DALLAS — Myles Turner was not your typical 17 year old.
At seven feet tall, 240 pounds, it is safe to say he towered over everyone at Euless Trinity and on the basketball court, where he starred for the Trojans, averaging 18 points per game as a senior in the 2013-2014 year.
So on Feb. 18, 2014, when Coppell took down Trinity 47-43 in the bi-district round of playoffs, it was a major upset.
Two years and 10 months later, Turner returned to Dallas for the second time as an NBA player. Although he took the 111-103 loss to the Mavericks at American Airlines Center on Friday, it is clear Turner is headed towards stardom.
The big man was a five-star recruit, rated as one of the top five high school prospects in the nation. He spent one year at the University of Texas, where he earned Big 12 Freshman of the Year honors, averaging 10.1 points per game and 2.6 blocks per game.
After being selected by Indiana Pacers and their president Larry Bird with the 11th pick in the 2015 draft, Turner battled through injuries his rookie year, but still managed to earn a spot on the NBA all-rookie second team. He cemented his role as one of the top forwards in that organization for years to come.
“He was one of the biggest steals in the draft in many, many years by Larry Bird,” Mavericks coach Rick Carlisle said. “He’s terrific.”
This year, Turner has truly grown into his role as one of the leaders of the Indiana team. He is the Pacers’ premier offensive option inside, averaging 14.8 points per contest, and he is second only to superstar small forward Paul George with 7.2 rebounds per game.
In the teams’ first matchup this season on Oct. 26, Turner dominated the Mavericks both offensively and on the glass, putting up a career-high 30 points and also adding 16 rebounds in the Pacers’ 130-121 victory over Dallas in Indiana.
But it was a much different story for Turner in his second career game home in Dallas. From outside the paint, Turner went 5 of 8 in the teams’ first meeting. On Friday night, he was 0 for 3.
“We just tried to run him off the line, tried to break his rhythm,” Mavericks forward Dorian Finney-Smith said. “He’s a great player. It’s tough when the [center] can shoot threes.”
Moreover, Finney-Smith, center Salah Mejri and forward Dwight Powell were able to attack the rim at will, the trio shooting a combined 7 of 8 from the paint, the lone miss coming from a Turner block in the first two minutes of the game. In the early-season loss, Mavericks’ forwards shot 57 percent from the paint.
“Getting in the paint is a point for us, something we always try to do,” Powell said. “Luckily tonight, we were able to make aggressive cuts to the basket.”

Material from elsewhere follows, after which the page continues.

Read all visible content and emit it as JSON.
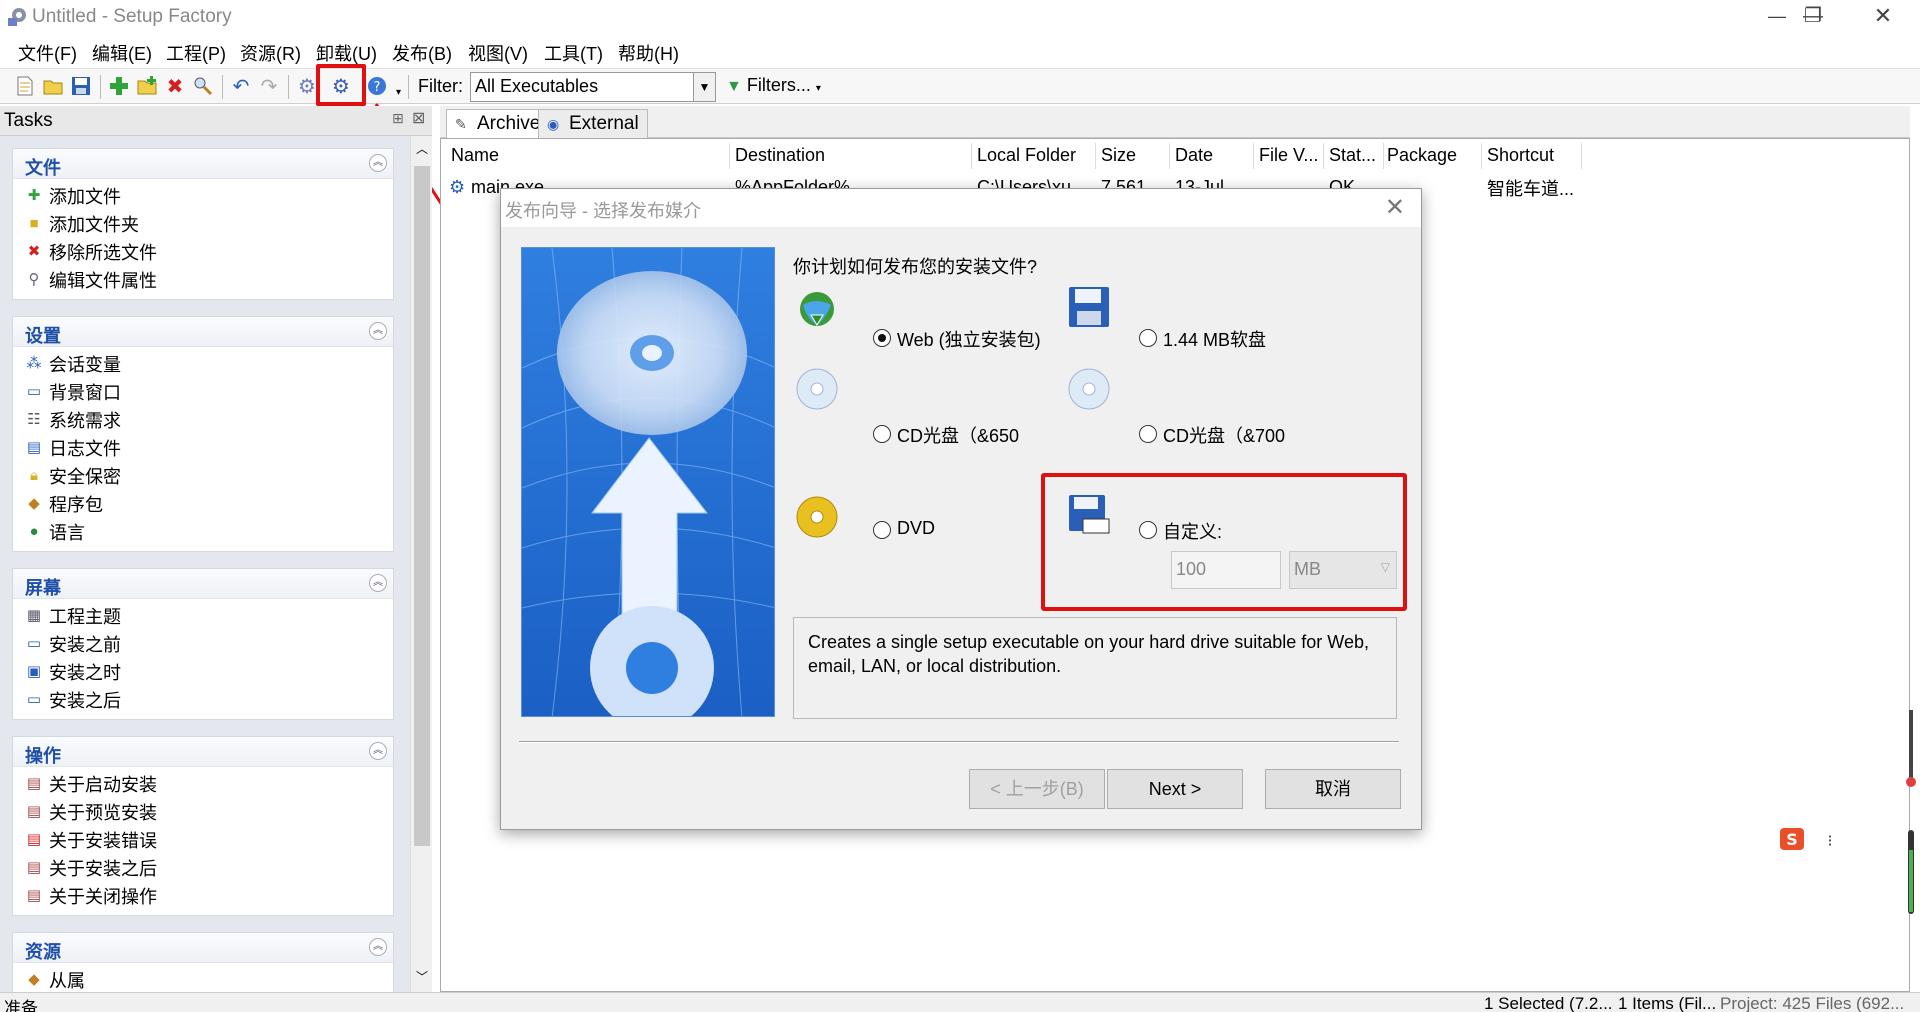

Turner, who was held to only six rebounds on the night, is playing on an extremely inconsistent Pacers team, who seems to sway back and forth between the upper-echelon of the Eastern Conference and the middle of the pack.
“We’ve got to be ready to play every night, it doesn’t matter who we’re playing,” Turner said.
Even with the loss, Turner has a bright future ahead of him. From his days of dunking over Coppell players to dunking over players from The Association, his high energy and offensive skillset combined with his length have turned him into a monstrous force that will be problematic for NBA centers for years to come.